#### PROMPT:
Look through the entries below and report every line that has "icon".

Entries taken from a collection:

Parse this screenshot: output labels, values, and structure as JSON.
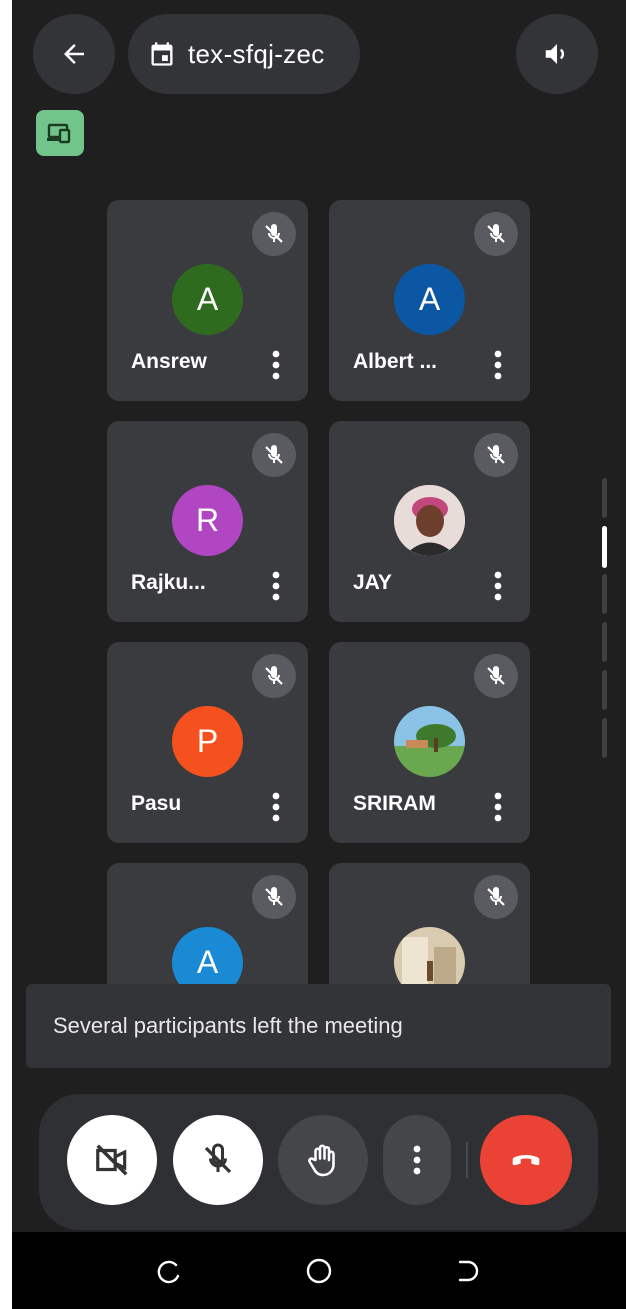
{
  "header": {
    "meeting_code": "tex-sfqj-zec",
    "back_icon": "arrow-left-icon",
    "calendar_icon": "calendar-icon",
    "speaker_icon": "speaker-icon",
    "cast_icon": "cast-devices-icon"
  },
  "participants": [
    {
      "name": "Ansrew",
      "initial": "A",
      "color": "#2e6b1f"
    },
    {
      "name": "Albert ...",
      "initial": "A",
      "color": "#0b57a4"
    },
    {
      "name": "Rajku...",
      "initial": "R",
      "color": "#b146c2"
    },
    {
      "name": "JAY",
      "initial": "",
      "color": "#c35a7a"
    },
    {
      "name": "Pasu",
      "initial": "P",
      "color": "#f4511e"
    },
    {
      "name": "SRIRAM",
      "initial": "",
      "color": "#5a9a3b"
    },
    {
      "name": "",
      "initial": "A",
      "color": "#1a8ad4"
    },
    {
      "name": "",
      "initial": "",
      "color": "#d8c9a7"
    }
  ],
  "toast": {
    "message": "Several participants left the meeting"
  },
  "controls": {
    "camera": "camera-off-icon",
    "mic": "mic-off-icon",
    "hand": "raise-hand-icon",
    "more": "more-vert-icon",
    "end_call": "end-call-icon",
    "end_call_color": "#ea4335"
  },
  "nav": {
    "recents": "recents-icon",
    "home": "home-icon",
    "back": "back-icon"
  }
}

#### EXPECTED ANSWER:
    "back_icon": "arrow-left-icon",
    "calendar_icon": "calendar-icon",
    "speaker_icon": "speaker-icon",
    "cast_icon": "cast-devices-icon"
    "camera": "camera-off-icon",
    "mic": "mic-off-icon",
    "hand": "raise-hand-icon",
    "more": "more-vert-icon",
    "end_call": "end-call-icon",
    "recents": "recents-icon",
    "home": "home-icon",
    "back": "back-icon"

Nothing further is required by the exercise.